Weisz, J. R., Rothbaum, F. M., and Blackburn, T. C. (1984). Standing out and standing in: the psychology of control in America and Japan. Am. Psychol. 39, 974–975. doi: 10.1037/0003-066X.39.9.974

CrossRef Full Text

Wong, W. C., Li, Y., and Shen, J. L. (2006). “The Gould versus Heckhausen and Schulz debate in the light of control processes among Chinese students,” in Advances in Psychology Research, Vol. 46, ed A. Columbus (Hauppauge, NY: Nova Science Publishers), 129–164.

Wrosch, C., and Heckhausen, J. (1999). Control processes before and after passing a developmental deadline: activation and deactivation of intimate relationship goals. J. Pers. Soc. Psychol. 77, 415–427. doi: 10.1037/0022-3514.77.2.415

CrossRef Full Text

Wrosch, C., Heckhausen, J., and Lachman, M. E. (2000). Primary and secondary control strategies for managing health and financial stress across adulthood. Psychol. Aging 15, 387–399. doi: 10.1037/0882-7974.15.3.387

Pubmed Abstract | Pubmed Full Text | CrossRef Full Text

Wrosch, C., Schulz, R., and Heckhausen, J. (2002). Health stresses and depressive symptomatology in the elderly: the importance of health engagement control strategies. Health Psychol. 21, 340–348. doi: 10.1037/0278-6133.21.4.340

Pubmed Abstract | Pubmed Full Text | CrossRef Full Text

Yamaguchi, S. (2001). “Culture and control orientation,” in The Handbook of Culture and Psychology, ed D. Matsumoto (Oxford: Oxford University Press), 223–243.

Keywords: control processes, primary control, secondary control, subjective well-being, motivational theory of life-span development

Citation: Wong W, Li Y, Sun X and Xu H (2014) The control processes and subjective well-being of Chinese teachers: evidence of convergence with and divergence from the key propositions of the motivational theory of life-span development.

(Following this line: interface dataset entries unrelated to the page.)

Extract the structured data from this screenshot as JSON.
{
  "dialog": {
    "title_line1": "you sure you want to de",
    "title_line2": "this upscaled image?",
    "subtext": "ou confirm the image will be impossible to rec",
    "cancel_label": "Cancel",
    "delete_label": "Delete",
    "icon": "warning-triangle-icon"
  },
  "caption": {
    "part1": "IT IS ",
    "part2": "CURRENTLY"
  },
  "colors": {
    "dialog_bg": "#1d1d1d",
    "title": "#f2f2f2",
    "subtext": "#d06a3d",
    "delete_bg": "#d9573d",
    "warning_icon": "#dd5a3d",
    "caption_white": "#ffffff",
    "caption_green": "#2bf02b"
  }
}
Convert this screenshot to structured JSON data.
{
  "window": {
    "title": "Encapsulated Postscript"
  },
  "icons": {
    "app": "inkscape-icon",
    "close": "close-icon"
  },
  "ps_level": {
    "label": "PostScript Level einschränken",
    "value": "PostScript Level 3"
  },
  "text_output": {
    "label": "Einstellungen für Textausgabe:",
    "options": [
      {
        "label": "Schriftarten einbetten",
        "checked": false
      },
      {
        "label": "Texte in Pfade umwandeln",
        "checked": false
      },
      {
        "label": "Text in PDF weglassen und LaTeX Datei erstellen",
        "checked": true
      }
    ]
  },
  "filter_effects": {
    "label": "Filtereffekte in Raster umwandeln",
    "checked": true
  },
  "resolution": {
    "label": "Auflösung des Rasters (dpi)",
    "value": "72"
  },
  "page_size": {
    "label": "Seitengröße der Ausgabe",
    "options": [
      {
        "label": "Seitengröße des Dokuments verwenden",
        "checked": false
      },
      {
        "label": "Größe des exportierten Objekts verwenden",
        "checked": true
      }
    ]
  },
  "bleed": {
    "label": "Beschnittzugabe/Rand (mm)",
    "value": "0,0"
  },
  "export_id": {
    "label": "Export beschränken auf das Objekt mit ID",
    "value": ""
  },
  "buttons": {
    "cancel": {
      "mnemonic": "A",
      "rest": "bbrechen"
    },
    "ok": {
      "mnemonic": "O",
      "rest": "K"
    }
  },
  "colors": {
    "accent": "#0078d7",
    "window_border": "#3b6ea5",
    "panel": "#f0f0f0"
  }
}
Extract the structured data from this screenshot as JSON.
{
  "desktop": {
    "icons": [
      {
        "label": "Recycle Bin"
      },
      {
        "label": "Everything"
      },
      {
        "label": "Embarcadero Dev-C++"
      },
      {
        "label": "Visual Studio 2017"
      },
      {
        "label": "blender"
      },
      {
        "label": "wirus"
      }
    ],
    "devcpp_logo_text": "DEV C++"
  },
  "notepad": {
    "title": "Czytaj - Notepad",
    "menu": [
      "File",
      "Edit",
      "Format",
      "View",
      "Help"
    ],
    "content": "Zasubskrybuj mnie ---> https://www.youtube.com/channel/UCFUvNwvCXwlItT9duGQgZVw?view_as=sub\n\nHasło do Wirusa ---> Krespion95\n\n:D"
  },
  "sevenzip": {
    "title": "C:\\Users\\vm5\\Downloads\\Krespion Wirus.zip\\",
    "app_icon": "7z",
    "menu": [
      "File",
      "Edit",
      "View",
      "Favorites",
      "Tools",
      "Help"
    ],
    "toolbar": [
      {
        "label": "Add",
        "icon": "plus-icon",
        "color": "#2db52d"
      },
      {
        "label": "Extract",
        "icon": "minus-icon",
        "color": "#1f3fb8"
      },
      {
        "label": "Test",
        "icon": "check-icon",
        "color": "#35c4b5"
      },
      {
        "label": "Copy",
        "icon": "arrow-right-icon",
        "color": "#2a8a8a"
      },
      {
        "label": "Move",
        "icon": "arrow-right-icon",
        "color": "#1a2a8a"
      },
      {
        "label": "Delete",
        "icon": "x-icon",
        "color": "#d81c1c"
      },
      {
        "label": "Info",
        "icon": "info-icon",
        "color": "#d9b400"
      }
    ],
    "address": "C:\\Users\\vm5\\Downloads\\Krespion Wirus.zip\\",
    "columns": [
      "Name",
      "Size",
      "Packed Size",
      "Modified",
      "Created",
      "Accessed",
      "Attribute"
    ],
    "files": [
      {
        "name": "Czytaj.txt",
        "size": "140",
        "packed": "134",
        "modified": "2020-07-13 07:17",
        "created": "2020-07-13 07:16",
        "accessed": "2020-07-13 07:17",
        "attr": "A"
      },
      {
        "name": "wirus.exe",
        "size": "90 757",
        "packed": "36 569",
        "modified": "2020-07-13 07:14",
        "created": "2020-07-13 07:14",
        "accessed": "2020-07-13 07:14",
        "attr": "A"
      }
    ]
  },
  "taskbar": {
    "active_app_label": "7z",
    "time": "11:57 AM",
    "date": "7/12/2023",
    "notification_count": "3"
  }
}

Front. Psychol. 5:467. doi: 10.3389/fpsyg.2014.00467

Received: 15 January 2014; Accepted: 30 April 2014;
Published online: 21 May 2014.

Edited by:

M. Brent Donnellan, Michigan State University, USA

Reviewed by:

Erik E. Noftle, Willamette University, USA
Ryne A. Sherman, Florida Atlantic University, USA
M. Brent Donnellan, Michigan State University, USA

Copyright © 2014 Wong, Li, Sun and Xu. This is an open-access article distributed under the terms of the Creative Commons Attribution License (CC BY). The use, distribution or reproduction in other forums is permitted, provided the original author(s) or licensor are credited and that the original publication in this journal is cited, in accordance with accepted academic practice. No use, distribution or reproduction is permitted which does not comply with these terms.

*Correspondence: Wan-chi Wong, Department of Educational Psychology, The Chinese University of Hong Kong, Shatin, NT, Hong Kong, China e-mail: wanchiwong@cuhk.edu.hk